Parallel versus sequential processing¶
The ANPR/ALPR detector uses Convolutional Neural Networks (ConvNet/CNN). The shape for the input layer is [300,300,3] which means height=300, width=300 and NumBytesPerSample = 3 (R, G, B). Any image will be resized to a fixed 300x300 resolution and converted to RGB_888 (a.k.a RGB24) to match the input layer. The output layer is more complex and one important element is the prediction boxes which interest us in this section.
The CNN will always output #100 prediction boxes regardless the input. Here comes the “post-processing” operation which has the role to filter and fuse these boxes. The filtering is based on the scores/confidences and the fusion is based on the anchors. At the end of the post-processing operation you’ll have the real detections which could be zero or up to #10 (arbitrary number used on training stage).
As you may expect the post-processing operation is very CPU intensive and makes the detection very slow, this is a bad news. For example, one operation executed in the post-processing stage is the NMS (non-maximum suppression).
The good news about the post-processing operation is that we can do it in #2 passes, the first one being very fast and allowing to have the real predictions with 98% accuracy. The second pass is very slow and we can schedule it to be executed in parallel to the next detection.
Here is the idea behind the parallel processing:
The decoder accepts a video frame N with any size, convert it to 300x300 RGB_888 and pass it to the CNN as input.
Predicts #100 bounding boxes representing possible license plates.
Run first pass post-processing operation to get candidate boxes with 98% accuracy.
Asynchronously schedule second pass post-processing operation using a parallel process and register the result for recognition.
Return the first pass result to the user. At this step the recognition isn’t done yet but the user can use the first pass result to determine if the frame potentially have license plates.
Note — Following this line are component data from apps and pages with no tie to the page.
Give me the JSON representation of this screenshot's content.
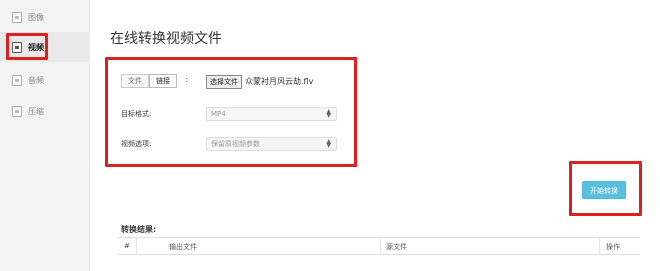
{
  "sidebar": {
    "items": [
      {
        "label": "图像"
      },
      {
        "label": "视频"
      },
      {
        "label": "音频"
      },
      {
        "label": "压缩"
      }
    ]
  },
  "main": {
    "title": "在线转换视频文件",
    "source_tabs": [
      "文件",
      "链接"
    ],
    "colon": ":",
    "choose_file_label": "选择文件",
    "file_name": "众蒙衬月风云劫.flv",
    "target_format_label": "目标格式:",
    "target_format_value": "MP4",
    "video_options_label": "视频选项:",
    "video_options_value": "保留原视频参数",
    "start_button_label": "开始转换",
    "result_label": "转换结果:",
    "table_headers": [
      "#",
      "输出文件",
      "源文件",
      "操作"
    ]
  },
  "colors": {
    "highlight_border": "#e02020",
    "start_button": "#5bc0de"
  }
}
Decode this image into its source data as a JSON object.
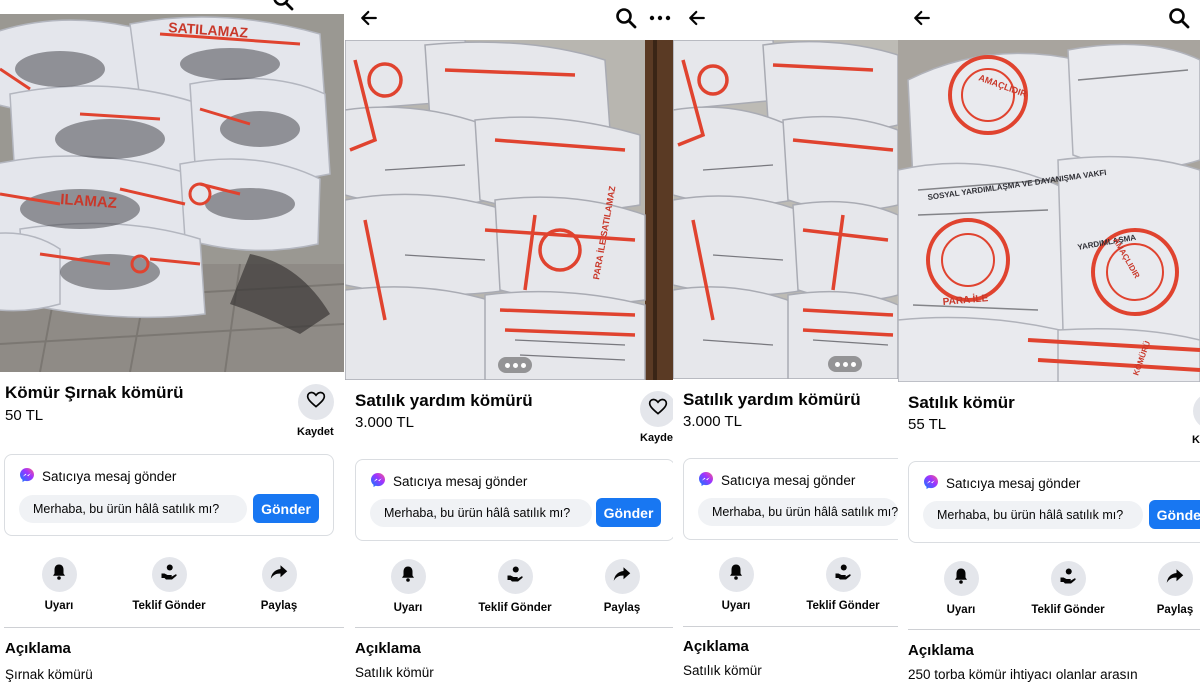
{
  "screens": [
    {
      "title": "Kömür  Şırnak kömürü",
      "price": "50 TL",
      "save_label": "Kaydet",
      "message_header": "Satıcıya mesaj gönder",
      "message_text": "Merhaba, bu ürün hâlâ satılık mı?",
      "send_label": "Gönder",
      "actions": [
        "Uyarı",
        "Teklif Gönder",
        "Paylaş"
      ],
      "description_heading": "Açıklama",
      "description_text": "Şırnak kömürü",
      "photo_texts": [
        "SATILAMAZ",
        "ILAMAZ"
      ]
    },
    {
      "title": "Satılık yardım kömürü",
      "price": "3.000 TL",
      "save_label": "Kaydet",
      "message_header": "Satıcıya mesaj gönder",
      "message_text": "Merhaba, bu ürün hâlâ satılık mı?",
      "send_label": "Gönder",
      "actions": [
        "Uyarı",
        "Teklif Gönder",
        "Paylaş"
      ],
      "description_heading": "Açıklama",
      "description_text": "Satılık kömür",
      "photo_texts": [
        "PARA İLE SATILAMAZ"
      ]
    },
    {
      "title": "Satılık yardım kömürü",
      "price": "3.000 TL",
      "message_header": "Satıcıya mesaj gönder",
      "message_text": "Merhaba, bu ürün hâlâ satılık mı?",
      "actions": [
        "Uyarı",
        "Teklif Gönder"
      ],
      "description_heading": "Açıklama",
      "description_text": "Satılık kömür"
    },
    {
      "title": "Satılık kömür",
      "price": "55 TL",
      "save_label": "K",
      "message_header": "Satıcıya mesaj gönder",
      "message_text": "Merhaba, bu ürün hâlâ satılık mı?",
      "send_label": "Gönder",
      "actions": [
        "Uyarı",
        "Teklif Gönder",
        "Paylaş"
      ],
      "description_heading": "Açıklama",
      "description_text": "250 torba kömür ihtiyacı olanlar arasın",
      "photo_texts": [
        "SOSYAL YARDIMLAŞMA VE DAYANIŞMA VAKFI",
        "AMAÇLIDIR",
        "PARA İLE",
        "YARDIMLAŞMA",
        "AMAÇLIDIR",
        "KÖMÜRÜ"
      ]
    }
  ],
  "icons": {
    "back": "arrow-left-icon",
    "search": "search-icon",
    "more": "more-dots-icon",
    "heart": "heart-icon",
    "messenger": "messenger-icon",
    "bell": "bell-icon",
    "offer": "hand-offer-icon",
    "share": "share-arrow-icon"
  },
  "colors": {
    "send_button": "#1877f2",
    "circle_bg": "#e4e6eb",
    "input_bg": "#f0f2f5",
    "bag_stripe": "#e0432f"
  }
}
For example, the user can crop the frame using the license plate bounding box coordinates and save it for later.
The user provides video frame N+1 to the decoder.
While the user is preparing frame N+1 the decoder is running the second pass on the background and passed the result to the recognizer.
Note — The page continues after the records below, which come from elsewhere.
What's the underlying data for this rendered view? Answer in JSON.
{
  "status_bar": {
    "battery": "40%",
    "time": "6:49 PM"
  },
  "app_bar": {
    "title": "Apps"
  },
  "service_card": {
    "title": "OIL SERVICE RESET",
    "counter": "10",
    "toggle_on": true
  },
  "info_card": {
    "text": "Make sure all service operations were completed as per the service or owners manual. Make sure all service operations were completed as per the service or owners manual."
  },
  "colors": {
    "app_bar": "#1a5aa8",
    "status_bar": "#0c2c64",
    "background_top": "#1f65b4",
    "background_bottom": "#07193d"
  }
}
Frame N+1 will have the same fate as frame N (see steps #1 to #5).
As you have noticed, the preparation and detection operation for frame N+1 will overlap (parallel execution) with second pass detection and the recognition of frame N. This means you’ll have the recognition result for frame N while you’re in mid-process for frame N+1. When the pipeline is running at 47fps this means you’ll have the recognition result for frame N within 5 to 10 milliseconds interval after providing frame N +1 for detection.
Please note that, if the first pass outputs K boxes and the second pass outputs M boxes then:
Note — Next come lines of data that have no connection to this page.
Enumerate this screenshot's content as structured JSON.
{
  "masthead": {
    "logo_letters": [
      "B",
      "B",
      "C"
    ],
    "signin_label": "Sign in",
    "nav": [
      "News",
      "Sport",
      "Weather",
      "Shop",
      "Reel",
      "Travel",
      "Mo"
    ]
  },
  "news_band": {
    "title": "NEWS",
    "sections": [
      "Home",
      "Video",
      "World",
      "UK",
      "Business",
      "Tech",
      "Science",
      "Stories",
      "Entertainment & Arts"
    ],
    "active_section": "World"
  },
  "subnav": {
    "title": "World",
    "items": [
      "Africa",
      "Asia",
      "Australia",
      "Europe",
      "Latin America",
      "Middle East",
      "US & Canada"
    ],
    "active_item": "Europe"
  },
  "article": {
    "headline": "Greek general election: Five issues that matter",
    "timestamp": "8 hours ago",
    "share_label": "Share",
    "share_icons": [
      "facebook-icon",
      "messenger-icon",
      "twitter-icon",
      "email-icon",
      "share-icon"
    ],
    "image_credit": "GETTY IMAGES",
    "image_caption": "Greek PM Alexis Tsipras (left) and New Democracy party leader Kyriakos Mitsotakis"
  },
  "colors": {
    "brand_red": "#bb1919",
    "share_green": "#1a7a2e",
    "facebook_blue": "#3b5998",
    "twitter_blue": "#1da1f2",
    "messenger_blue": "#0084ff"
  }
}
every box m in M is in K, which means the second phase will never add new boxes to the prediction